BOSTON — There's no question the presence of Jared Sullinger would have helped Boston in their 89-83 loss to Charlotte on Wednesday night.
Still, coach Brad Stevens and Celtics players were united in their belief that the defeat was about something much deeper than the absence of one key player.
Specifically, they were missing the gritty fight and hustle that permeated throughout their roster, providing a major source of energy that helped fuel their four-game winning streak.
That effort was not present with the kind of consistency the Celtics had shown in previous games.
And the Bobcats made them pay.
"They played harder than us," said the Celtics' Jordan Crawford, who had 16 points, six assists and five rebounds. "They beat us to all the loose balls. That was the difference in the game."
And Sullinger's presence, while certainly would have been helpful, probably would not have been enough for them to extend their winning streak.
"He [Sullinger] brings that rebounding aspect and he can shoot the ball," the Celtics' Phil Pressey told CSNNE.com. "But overall we just didn't play our best tonight. With him or without him, we have to play better."
Stevens, like his players, made it clear that Sullinger's absence was not going to be used as a justification for why his team played so poorly on Wednesday.
"Any time one of your better players is out, that hurts," Stevens said. "But it's not an excuse; you've got 10 guys that played in the game and it's a great opportunity for guys to take advantage of when a teammate needs you to step in and fill the shoes. I've always been big on that next-man-up concept, and certainly can't use it as an excuse if we don't have success when he's out."
The Celtics list Sullinger as day-to-day with one of the more unpredictable injuries in terms of a timetable.
Golden State Warriors guard Stephen Curry missed one game this season because of a bone bruise in his left ankle, and Los Angeles Clippers forward Blake Griffin missed one practice with a bone bruise to his left knee.
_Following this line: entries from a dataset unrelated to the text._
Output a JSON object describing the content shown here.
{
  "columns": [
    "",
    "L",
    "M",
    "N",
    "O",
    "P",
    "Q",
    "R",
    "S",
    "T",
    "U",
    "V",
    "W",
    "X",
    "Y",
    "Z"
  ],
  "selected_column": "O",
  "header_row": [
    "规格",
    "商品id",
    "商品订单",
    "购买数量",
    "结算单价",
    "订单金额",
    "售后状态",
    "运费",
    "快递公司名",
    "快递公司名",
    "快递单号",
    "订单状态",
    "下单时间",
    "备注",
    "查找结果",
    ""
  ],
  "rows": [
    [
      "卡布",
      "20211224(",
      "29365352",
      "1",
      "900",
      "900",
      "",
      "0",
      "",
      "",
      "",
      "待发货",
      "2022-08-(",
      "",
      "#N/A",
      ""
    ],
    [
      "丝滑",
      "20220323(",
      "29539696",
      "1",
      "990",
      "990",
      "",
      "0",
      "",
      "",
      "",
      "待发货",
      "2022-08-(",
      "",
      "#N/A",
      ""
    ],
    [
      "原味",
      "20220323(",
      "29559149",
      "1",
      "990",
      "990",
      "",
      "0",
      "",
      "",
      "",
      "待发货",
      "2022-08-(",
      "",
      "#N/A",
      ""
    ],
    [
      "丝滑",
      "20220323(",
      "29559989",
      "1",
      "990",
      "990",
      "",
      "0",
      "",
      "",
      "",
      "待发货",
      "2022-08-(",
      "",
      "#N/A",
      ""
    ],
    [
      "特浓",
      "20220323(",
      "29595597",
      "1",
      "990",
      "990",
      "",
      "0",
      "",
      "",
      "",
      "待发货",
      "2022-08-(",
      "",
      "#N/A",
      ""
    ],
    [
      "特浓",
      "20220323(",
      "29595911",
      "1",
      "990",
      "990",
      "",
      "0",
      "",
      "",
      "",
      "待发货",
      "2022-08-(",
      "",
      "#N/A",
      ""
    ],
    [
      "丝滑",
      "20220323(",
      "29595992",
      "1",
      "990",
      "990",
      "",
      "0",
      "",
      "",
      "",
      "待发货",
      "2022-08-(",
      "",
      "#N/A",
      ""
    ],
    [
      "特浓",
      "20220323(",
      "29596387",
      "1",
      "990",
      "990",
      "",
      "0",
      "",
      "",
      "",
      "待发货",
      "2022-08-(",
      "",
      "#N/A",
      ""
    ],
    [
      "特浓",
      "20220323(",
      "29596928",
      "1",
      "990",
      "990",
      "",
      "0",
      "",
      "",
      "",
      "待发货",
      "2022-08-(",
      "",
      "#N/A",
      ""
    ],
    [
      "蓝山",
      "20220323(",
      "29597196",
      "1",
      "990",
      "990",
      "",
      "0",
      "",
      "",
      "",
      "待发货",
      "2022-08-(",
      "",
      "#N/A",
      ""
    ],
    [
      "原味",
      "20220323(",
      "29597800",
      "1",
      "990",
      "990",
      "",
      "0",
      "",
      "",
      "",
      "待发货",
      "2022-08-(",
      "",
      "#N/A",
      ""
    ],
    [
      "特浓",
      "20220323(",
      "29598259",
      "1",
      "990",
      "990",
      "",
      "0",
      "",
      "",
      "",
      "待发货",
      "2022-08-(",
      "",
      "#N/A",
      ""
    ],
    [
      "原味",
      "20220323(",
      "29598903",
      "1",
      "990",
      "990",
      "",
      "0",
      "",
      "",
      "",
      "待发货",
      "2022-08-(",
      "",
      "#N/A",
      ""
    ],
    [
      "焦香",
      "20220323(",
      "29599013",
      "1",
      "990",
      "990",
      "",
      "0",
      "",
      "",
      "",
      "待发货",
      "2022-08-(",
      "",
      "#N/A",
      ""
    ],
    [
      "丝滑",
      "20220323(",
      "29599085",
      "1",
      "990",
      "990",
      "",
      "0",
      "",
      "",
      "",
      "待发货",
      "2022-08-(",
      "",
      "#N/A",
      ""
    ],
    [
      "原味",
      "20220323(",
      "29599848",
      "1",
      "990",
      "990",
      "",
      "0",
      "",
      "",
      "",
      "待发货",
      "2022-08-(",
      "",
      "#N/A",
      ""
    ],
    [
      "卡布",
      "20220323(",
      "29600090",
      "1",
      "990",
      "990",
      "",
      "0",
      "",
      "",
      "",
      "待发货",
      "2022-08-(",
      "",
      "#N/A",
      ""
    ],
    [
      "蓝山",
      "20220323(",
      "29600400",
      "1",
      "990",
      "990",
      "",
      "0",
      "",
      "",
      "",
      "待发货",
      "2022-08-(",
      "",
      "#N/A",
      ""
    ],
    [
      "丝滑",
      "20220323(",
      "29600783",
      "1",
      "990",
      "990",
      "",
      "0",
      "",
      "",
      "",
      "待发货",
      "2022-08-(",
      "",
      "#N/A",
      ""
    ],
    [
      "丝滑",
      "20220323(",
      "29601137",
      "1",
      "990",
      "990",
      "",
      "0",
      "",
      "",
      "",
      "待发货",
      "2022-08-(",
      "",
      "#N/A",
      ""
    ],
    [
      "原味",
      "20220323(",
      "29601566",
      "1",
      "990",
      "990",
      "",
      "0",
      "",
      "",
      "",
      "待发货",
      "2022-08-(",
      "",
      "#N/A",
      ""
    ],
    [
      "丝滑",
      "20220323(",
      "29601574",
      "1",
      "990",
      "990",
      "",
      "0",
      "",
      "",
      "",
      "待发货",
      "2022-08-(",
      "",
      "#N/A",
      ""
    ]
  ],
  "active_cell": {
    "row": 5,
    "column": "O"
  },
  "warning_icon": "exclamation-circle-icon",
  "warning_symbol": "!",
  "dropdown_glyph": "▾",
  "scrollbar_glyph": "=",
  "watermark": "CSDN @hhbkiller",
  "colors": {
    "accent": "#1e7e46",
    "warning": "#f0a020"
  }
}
The good news for Celtics fans is that bone bruise injuries typically aren't of the season-ending, career-threatening nature, which bodes well for Sullinger to have a speedy return to the court.